Bob: “This book has had a huge personal impact on me and my photography. Nancy taught week-long workshops with RMSP for years in various beautiful places in the world including here in Missoula. I was fortunate enough to be one of her students in 2007. This book embodies her joyous spirit that leads and encourages the reader to not only discover their own sense of curiosity and creativity with a camera, but how to actually live in an inspired way to help spark this within them. It talks about building a home environment around you that inspires you with beauty, dance, music, flowers, poetry, etc. She suggests keeping daily journals about curious observations, ideas and projects that truly give you pause for inspiration. She believed creativity isn’t something you do; it’s something you are and live. She believed this wholeheartedly and shared it with everyone around her. I count myself as one of the fortunate souls who was graced by her impact on my art and my life. I fully recommend Photography and the Creative Life to help ignite the creative spirit in any photographer.”
Jeff: “Living a life as an artist can have its ups and downs. And fear is the engine that haunts our creative spirit. This book tackles these fears and shows you how to grapple with them and continue to create. It’s one of the most-inspiring books I’ve read on the subject.”
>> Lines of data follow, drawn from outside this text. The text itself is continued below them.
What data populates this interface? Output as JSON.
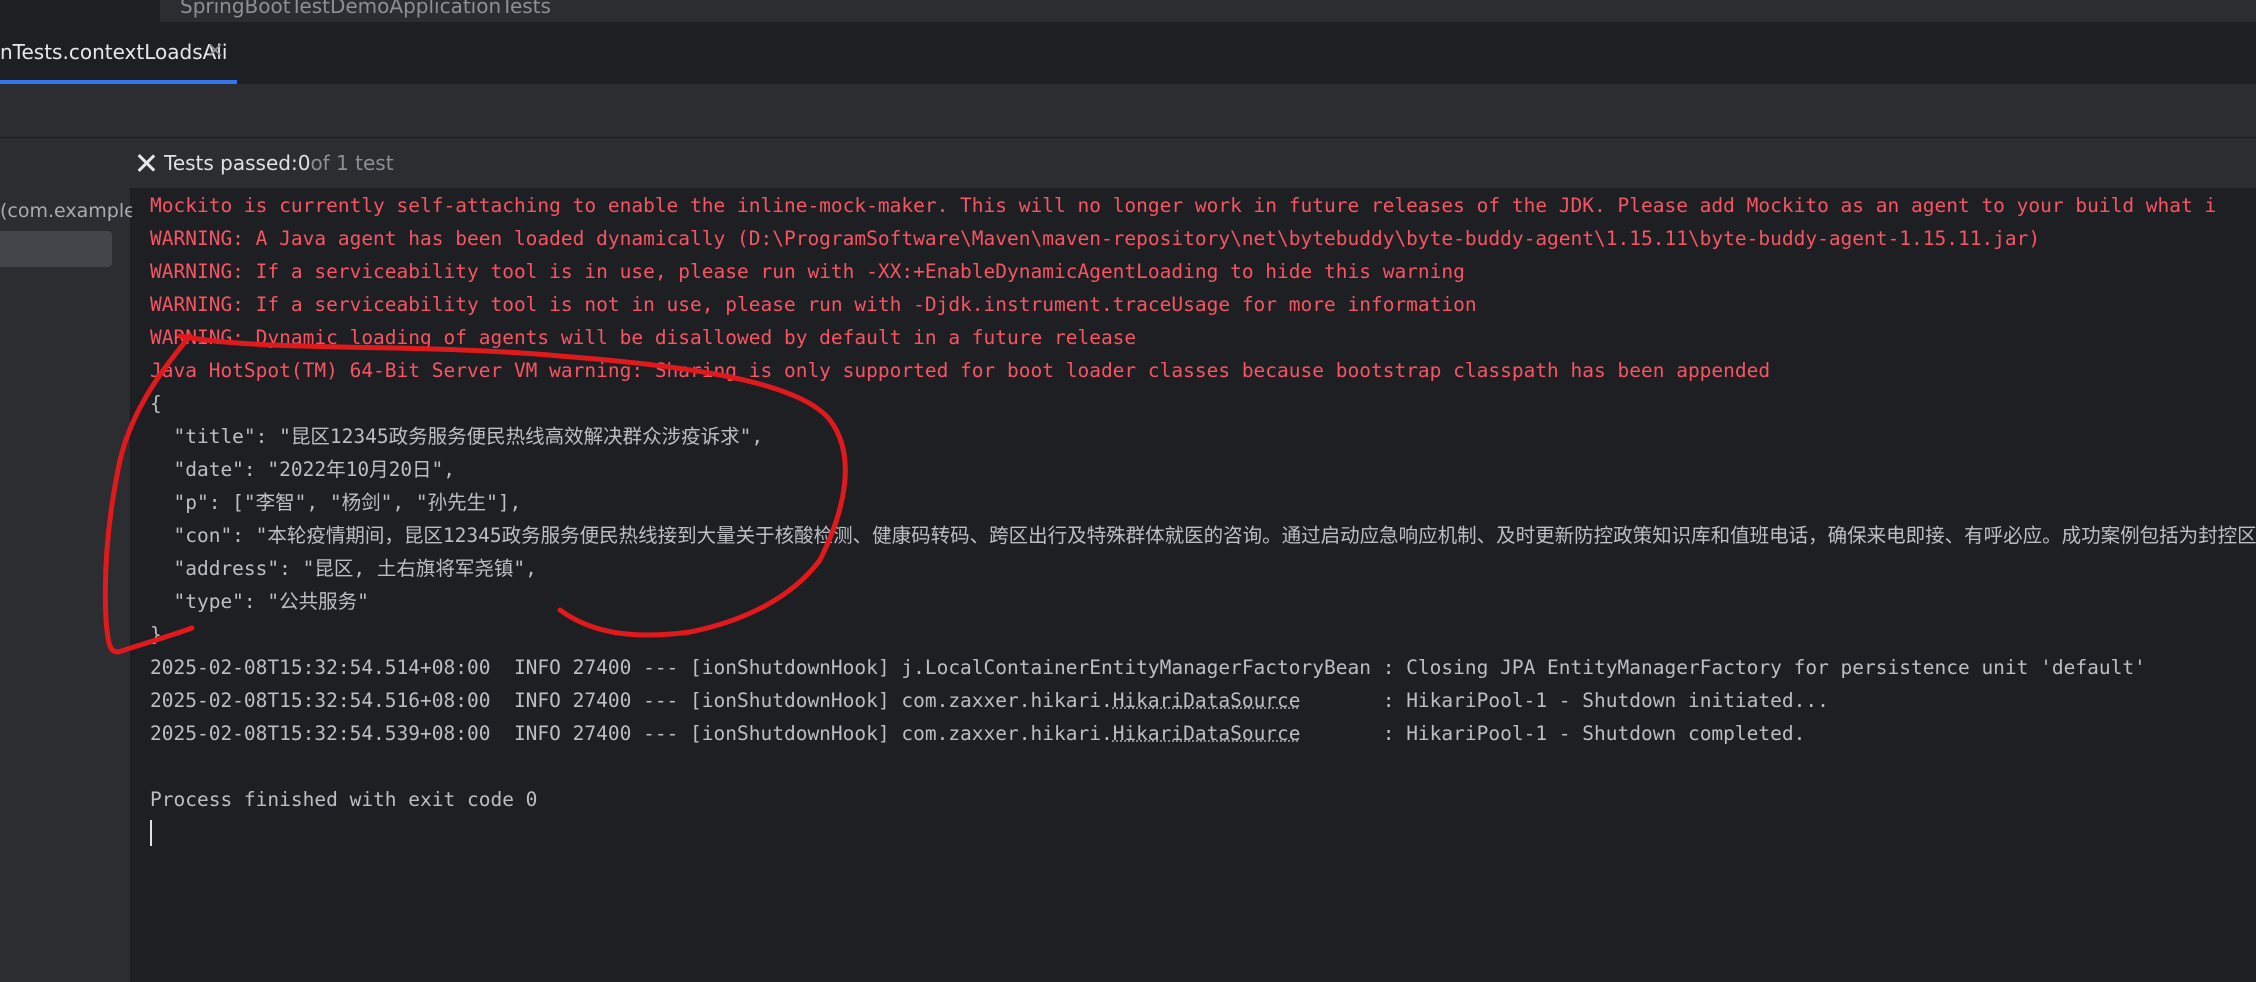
{
  "breadcrumb": {
    "file": "SpringBootTestDemoApplicationTests"
  },
  "tab": {
    "label": "nTests.contextLoadsAli",
    "close_glyph": "×"
  },
  "status": {
    "prefix": "Tests passed: ",
    "count": "0",
    "suffix": " of 1 test"
  },
  "tree": {
    "item": "(com.example."
  },
  "console": {
    "warnings": [
      "Mockito is currently self-attaching to enable the inline-mock-maker. This will no longer work in future releases of the JDK. Please add Mockito as an agent to your build what i",
      "WARNING: A Java agent has been loaded dynamically (D:\\ProgramSoftware\\Maven\\maven-repository\\net\\bytebuddy\\byte-buddy-agent\\1.15.11\\byte-buddy-agent-1.15.11.jar)",
      "WARNING: If a serviceability tool is in use, please run with -XX:+EnableDynamicAgentLoading to hide this warning",
      "WARNING: If a serviceability tool is not in use, please run with -Djdk.instrument.traceUsage for more information",
      "WARNING: Dynamic loading of agents will be disallowed by default in a future release",
      "Java HotSpot(TM) 64-Bit Server VM warning: Sharing is only supported for boot loader classes because bootstrap classpath has been appended"
    ],
    "json": [
      "{",
      "  \"title\": \"昆区12345政务服务便民热线高效解决群众涉疫诉求\",",
      "  \"date\": \"2022年10月20日\",",
      "  \"p\": [\"李智\", \"杨剑\", \"孙先生\"],",
      "  \"con\": \"本轮疫情期间，昆区12345政务服务便民热线接到大量关于核酸检测、健康码转码、跨区出行及特殊群体就医的咨询。通过启动应急响应机制、及时更新防控政策知识库和值班电话，确保来电即接、有呼必应。成功案例包括为封控区居民",
      "  \"address\": \"昆区, 土右旗将军尧镇\",",
      "  \"type\": \"公共服务\"",
      "}"
    ],
    "logs": [
      {
        "pre": "2025-02-08T15:32:54.514+08:00  INFO 27400 --- [ionShutdownHook] j.LocalContainerEntityManagerFactoryBean : Closing JPA EntityManagerFactory for persistence unit 'default'",
        "link": "",
        "post": ""
      },
      {
        "pre": "2025-02-08T15:32:54.516+08:00  INFO 27400 --- [ionShutdownHook] com.zaxxer.hikari.",
        "link": "HikariDataSource",
        "post": "       : HikariPool-1 - Shutdown initiated..."
      },
      {
        "pre": "2025-02-08T15:32:54.539+08:00  INFO 27400 --- [ionShutdownHook] com.zaxxer.hikari.",
        "link": "HikariDataSource",
        "post": "       : HikariPool-1 - Shutdown completed."
      }
    ],
    "exit": "Process finished with exit code 0"
  },
  "colors": {
    "error_red": "#f75464",
    "accent_blue": "#3574f0",
    "annotation_red": "#e0191c",
    "background": "#1e1f22"
  }
}
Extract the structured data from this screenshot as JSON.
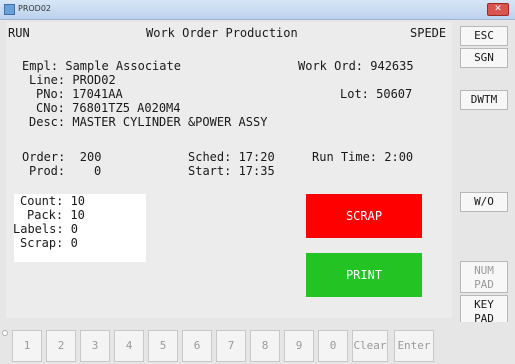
{
  "window": {
    "title": "PROD02",
    "close_glyph": "✕"
  },
  "header": {
    "mode": "RUN",
    "title": "Work Order Production",
    "system": "SPEDE"
  },
  "info": {
    "employee": "Empl: Sample Associate",
    "work_order": "Work Ord: 942635",
    "line": "Line: PROD02",
    "part_no": "PNo: 17041AA",
    "lot": "Lot: 50607",
    "cust_no": "CNo: 76801TZ5 A020M4",
    "description": "Desc: MASTER CYLINDER &POWER ASSY"
  },
  "production": {
    "order": "Order:  200",
    "prod": "Prod:    0",
    "sched": "Sched: 17:20",
    "start": "Start: 17:35",
    "run_time": "Run Time: 2:00"
  },
  "counts": {
    "count": "Count: 10",
    "pack": "Pack: 10",
    "labels": "Labels: 0",
    "scrap": "Scrap: 0"
  },
  "actions": {
    "scrap_label": "SCRAP",
    "print_label": "PRINT"
  },
  "side_buttons": {
    "esc": "ESC",
    "sgn": "SGN",
    "dwtm": "DWTM",
    "wo": "W/O",
    "num_pad": "NUM PAD",
    "key_pad": "KEY PAD"
  },
  "keypad": [
    "1",
    "2",
    "3",
    "4",
    "5",
    "6",
    "7",
    "8",
    "9",
    "0",
    "Clear",
    "Enter"
  ],
  "colors": {
    "scrap": "#ff0000",
    "print": "#22c322",
    "disabled_text": "#9a9a9a"
  }
}
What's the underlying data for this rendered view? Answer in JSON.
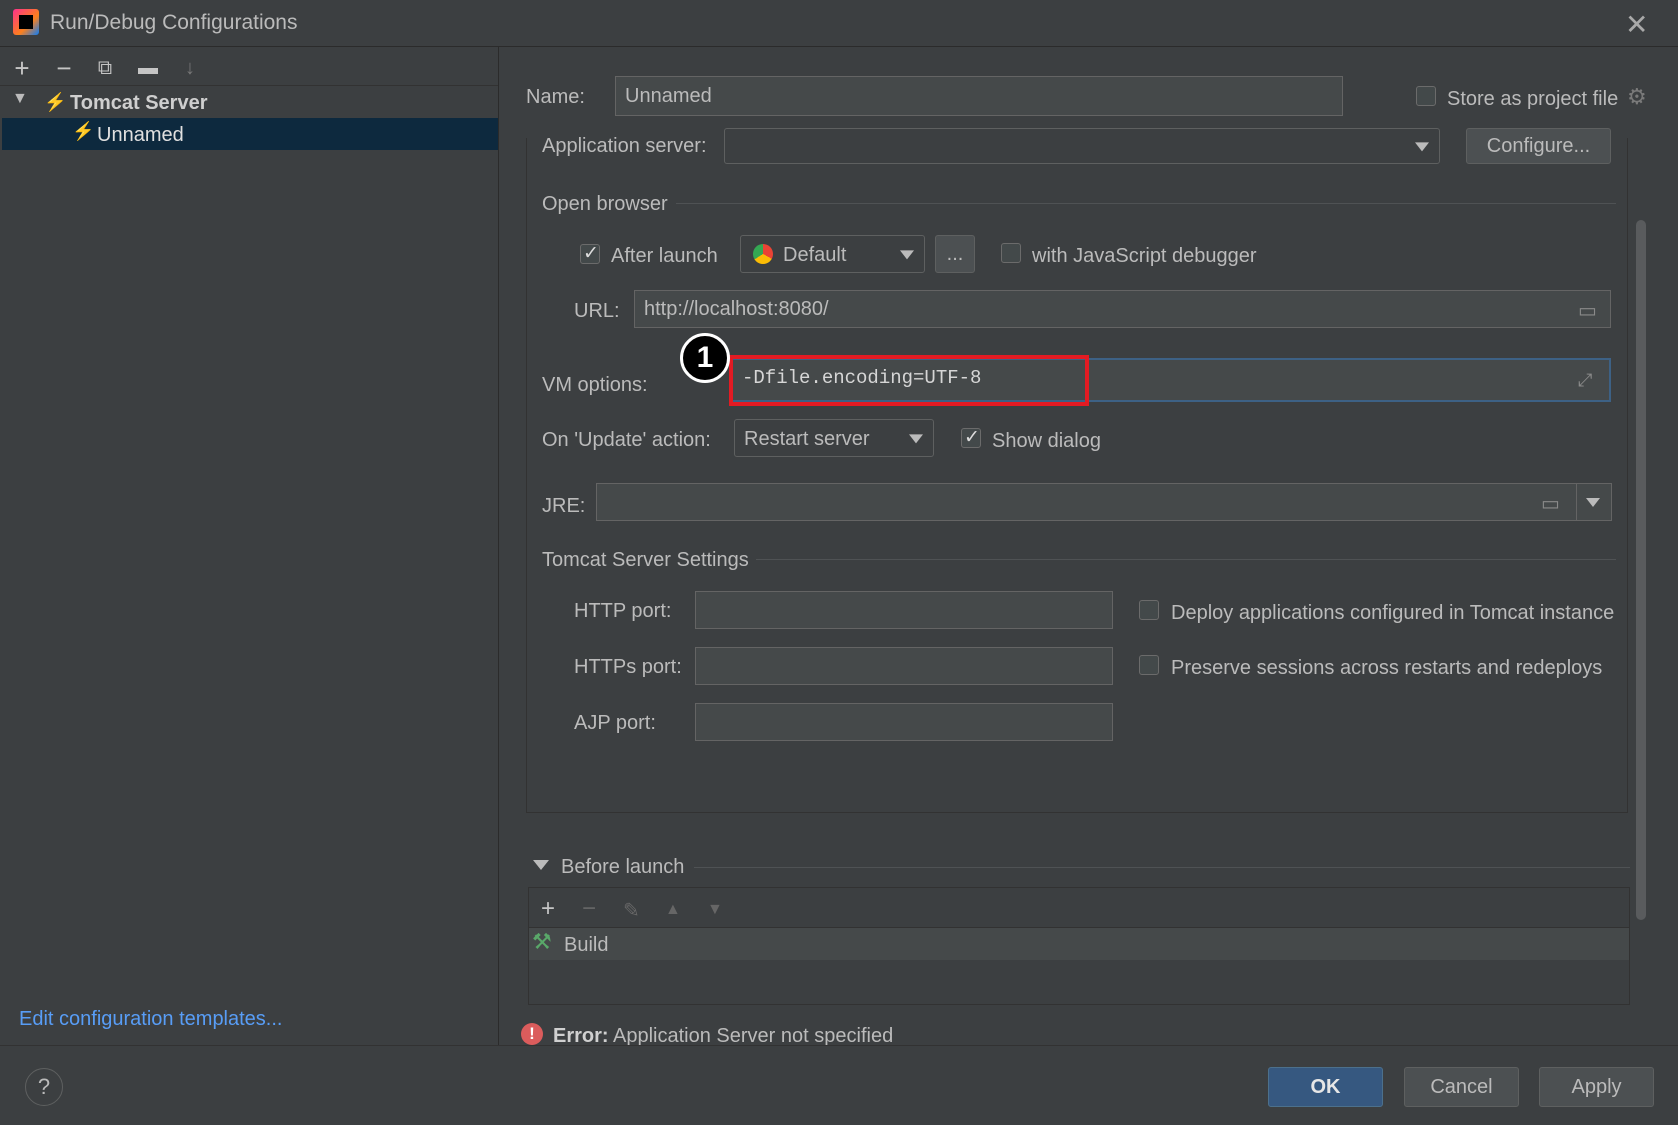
{
  "window": {
    "title": "Run/Debug Configurations",
    "close": "✕"
  },
  "left": {
    "toolbar_icons": [
      "add-icon",
      "remove-icon",
      "copy-icon",
      "folder-add-icon",
      "sort-icon"
    ],
    "tree": {
      "group": "Tomcat Server",
      "item": "Unnamed"
    },
    "edit_templates": "Edit configuration templates..."
  },
  "config": {
    "name_label": "Name:",
    "name_value": "Unnamed",
    "store_label": "Store as project file",
    "app_server_label": "Application server:",
    "app_server_value": "",
    "configure_btn": "Configure...",
    "open_browser_title": "Open browser",
    "after_launch_label": "After launch",
    "browser_value": "Default",
    "ellipsis_btn": "...",
    "js_debugger_label": "with JavaScript debugger",
    "url_label": "URL:",
    "url_value": "http://localhost:8080/",
    "vm_label": "VM options:",
    "vm_value": "-Dfile.encoding=UTF-8",
    "badge": "1",
    "update_label": "On 'Update' action:",
    "update_value": "Restart server",
    "show_dialog_label": "Show dialog",
    "jre_label": "JRE:",
    "jre_value": "",
    "tomcat_settings_title": "Tomcat Server Settings",
    "http_port_label": "HTTP port:",
    "https_port_label": "HTTPs port:",
    "ajp_port_label": "AJP port:",
    "http_port_value": "",
    "https_port_value": "",
    "ajp_port_value": "",
    "deploy_label": "Deploy applications configured in Tomcat instance",
    "preserve_label": "Preserve sessions across restarts and redeploys"
  },
  "before_launch": {
    "title": "Before launch",
    "items": [
      "Build"
    ]
  },
  "error": {
    "prefix": "Error:",
    "message": "Application Server not specified"
  },
  "footer": {
    "help": "?",
    "ok": "OK",
    "cancel": "Cancel",
    "apply": "Apply"
  },
  "colors": {
    "background": "#3c3f41",
    "selection": "#0d293e",
    "highlight_box": "#e31b23",
    "ok_button": "#365880",
    "link": "#589df6",
    "error": "#db5c5c"
  }
}
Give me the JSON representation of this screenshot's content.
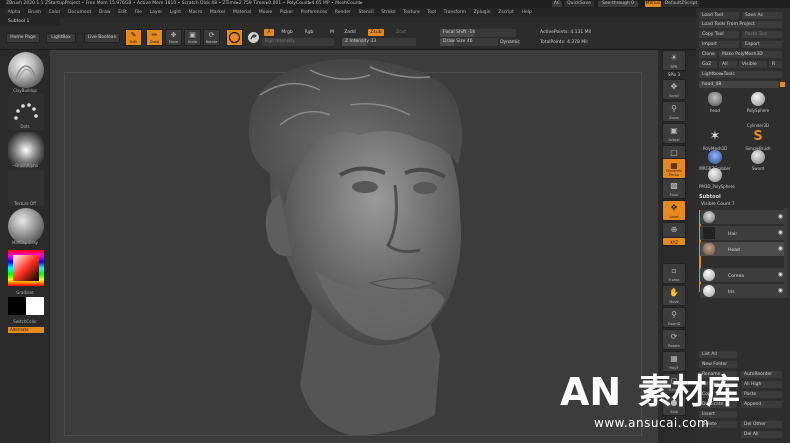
{
  "titlebar": {
    "title": "ZBrush 2020.1.1   ZStartupProject   • Free Mem 15.976GB • Active Mem 1810 • Scratch Disk 48 • ZTime▸2.759 Timer▸0.001 • PolyCount▸4.65 MP • MeshCount▸",
    "ac": "AC",
    "quicksave": "QuickSave",
    "see_through": "See-through   0",
    "menus_label": "Menus",
    "default_script": "DefaultZScript"
  },
  "menubar": {
    "items": [
      "Alpha",
      "Brush",
      "Color",
      "Document",
      "Draw",
      "Edit",
      "File",
      "Layer",
      "Light",
      "Macro",
      "Marker",
      "Material",
      "Movie",
      "Picker",
      "Preferences",
      "Render",
      "Stencil",
      "Stroke",
      "Texture",
      "Tool",
      "Transform",
      "Zplugin",
      "Zscript",
      "Help"
    ]
  },
  "subtool_tag": "Subtool 1",
  "toolbar": {
    "home_page": "Home Page",
    "lightbox": "LightBox",
    "live_boolean": "Live Boolean",
    "edit": "Edit",
    "draw": "Draw",
    "move": "Move",
    "scale": "Scale",
    "rotate": "Rotate",
    "a_label": "A",
    "mrgb": "Mrgb",
    "rgb": "Rgb",
    "m": "M",
    "zadd": "Zadd",
    "zsub": "Zsub",
    "zcut": "Zcut",
    "rgb_intensity": "Rgb Intensity",
    "z_intensity": "Z Intensity 33",
    "focal_shift": "Focal Shift -14",
    "draw_size": "Draw Size 46",
    "dynamic": "Dynamic",
    "active_points": "ActivePoints: 4.131 Mil",
    "total_points": "TotalPoints: 4.378 Mil"
  },
  "leftshelf": {
    "brush": "ClayBuildup",
    "stroke": "Dots",
    "alpha": "~BrushAlpha",
    "texture": "Texture Off",
    "material": "MatCap Gray",
    "gradient": "Gradient",
    "switch_color": "SwitchColor",
    "alternate": "Alternate"
  },
  "iconstrip": {
    "items": [
      "BPR",
      "SPix 3",
      "Scroll",
      "Zoom",
      "Actual",
      "AAHalf",
      "Dynamic Persp",
      "Floor",
      "Local",
      "Gizmo",
      "Frame",
      "Move",
      "ZoomD",
      "Rotate",
      "PolyF",
      "Transp",
      "Solo"
    ]
  },
  "rightpanel": {
    "load_tool": "Load Tool",
    "save_as": "Save As",
    "load_from_project": "Load Tools From Project",
    "copy_tool": "Copy Tool",
    "paste_tool": "Paste Tool",
    "import": "Import",
    "export": "Export",
    "clone": "Clone",
    "make_polymesh": "Make PolyMesh3D",
    "goz": "GoZ",
    "all": "All",
    "visible": "Visible",
    "r": "R",
    "lightbox_tools": "Lightbox▸Tools",
    "head_slider": "head_48",
    "tools": [
      "head",
      "PolySphere",
      "Cylinder3D",
      "PolyMesh3D",
      "SimpleBrush",
      "MRGBZGrabber",
      "Sword",
      "PM3D_PolySphere"
    ],
    "subtool_title": "Subtool",
    "visible_count": "Visible Count 7",
    "subtools": [
      "",
      "Hair",
      "Head",
      "Cornea",
      "Iris"
    ],
    "list_all": "List All",
    "new_folder": "New Folder",
    "rename": "Rename",
    "autoreorder": "AutoReorder",
    "all_low": "All Low",
    "all_high": "All High",
    "copy": "Copy",
    "paste": "Paste",
    "duplicate": "Duplicate",
    "append": "Append",
    "insert": "Insert",
    "delete": "Delete",
    "del_other": "Del Other",
    "del_all": "Del All"
  },
  "watermark": {
    "brand": "AN",
    "chinese": "素材库",
    "url": "www.ansucai.com"
  },
  "colors": {
    "accent": "#e58a1f",
    "canvas": "#3c3c3c",
    "panel": "#2e2e2e"
  }
}
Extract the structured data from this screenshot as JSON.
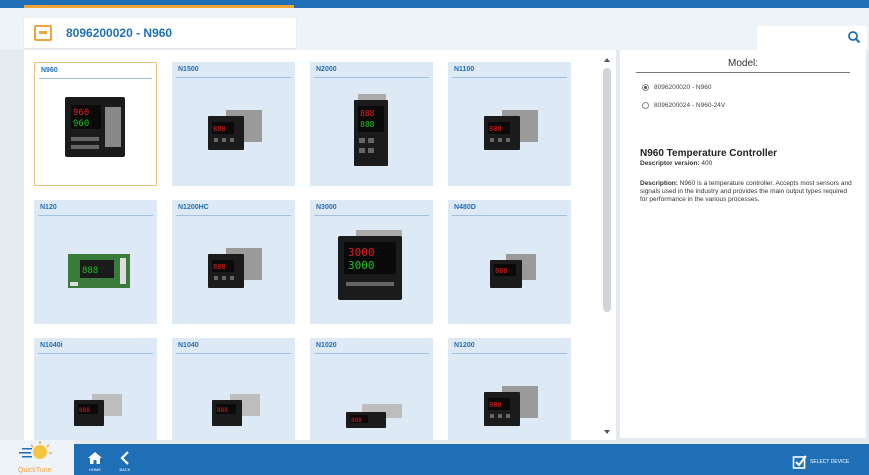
{
  "header": {
    "title": "8096200020 - N960",
    "search": {
      "placeholder": "",
      "icon": "search-icon"
    }
  },
  "devices": [
    {
      "label": "N960",
      "selected": true,
      "image": "controller-square-tall"
    },
    {
      "label": "N1500",
      "selected": false,
      "image": "controller-wide"
    },
    {
      "label": "N2000",
      "selected": false,
      "image": "controller-tall"
    },
    {
      "label": "N1100",
      "selected": false,
      "image": "controller-wide"
    },
    {
      "label": "N120",
      "selected": false,
      "image": "circuit-board"
    },
    {
      "label": "N1200HC",
      "selected": false,
      "image": "controller-wide"
    },
    {
      "label": "N3000",
      "selected": false,
      "image": "controller-square-large"
    },
    {
      "label": "N480D",
      "selected": false,
      "image": "controller-wide-small"
    },
    {
      "label": "N1040i",
      "selected": false,
      "image": "controller-din-small"
    },
    {
      "label": "N1040",
      "selected": false,
      "image": "controller-din-small"
    },
    {
      "label": "N1020",
      "selected": false,
      "image": "controller-flat"
    },
    {
      "label": "N1200",
      "selected": false,
      "image": "controller-wide"
    }
  ],
  "model": {
    "title": "Model:",
    "options": [
      {
        "label": "8096200020 - N960",
        "selected": true
      },
      {
        "label": "8096200024 - N960-24V",
        "selected": false
      }
    ]
  },
  "product": {
    "name": "N960 Temperature Controller",
    "descriptor_label": "Descriptor version:",
    "descriptor_version": "400",
    "description_label": "Description:",
    "description": "N960 is a temperature controller. Accepts most sensors and signals used in the industry and provides the main output types required for performance in the various processes."
  },
  "footer": {
    "logo_text": "QuickTune",
    "home_label": "HOME",
    "back_label": "BACK",
    "select_label": "SELECT DEVICE"
  },
  "colors": {
    "brand_blue": "#1f6fb7",
    "accent_orange": "#f0a43a"
  }
}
Jeff: “This was one of the first books I read about photography, along with various titles by John Shaw. It stands as an important book to me only because of its power to fuel my burning desire to become a photographer. It’s some major inspiration. Although I don’t specialize in the nature and wildlife field at all — it’s where the desire to become a photographer was sparked.”
Inspiration in Photography: Training Your Mind to Make Great Art by Brooke Shaden
Jeff: “Brooke and her photography truly are inspiring. She shows you that you don’t need a fancy camera or a huge studio to create compelling imagery. Her style is rooted in fine art, but her concepts and techniques transcend to other genres.”
Jeff: “The Adobe Classroom in a Book series are by far among the best beginner manuals for the various software applications that photographers utilize. When you are learning new software, it’s critical that you engaged with in-person training, but also extremely helpful to have a guide to reference. These books are that perfect reference while also being excellent stand-alone step-by-step guides to learning the programs.”
Jeff: “If there are two books I reference the most regarding Photoshop, it is these two titles by Katrin Eismann. These books have many methods, tips, and tricks in them that have become part of my own retouching arsenal. The images themselves and practice examples aren’t especially inspiring, but they are a means to an end: learning the program and the techniques. You can then move forward to employing those techniques on your own imagery.”
The DAM Book 3.0 by Peter Krogh
Jeff: “As you shoot more, you begin to acquire vast amounts of digital assets —and you need a system to organize, edit, and backup these assets — and most important — to find them later. This title is an excellent resource into understanding the workflow to ensure you don’t lose your precious photographs, and can also find them upon request without trouble. Worth the read.”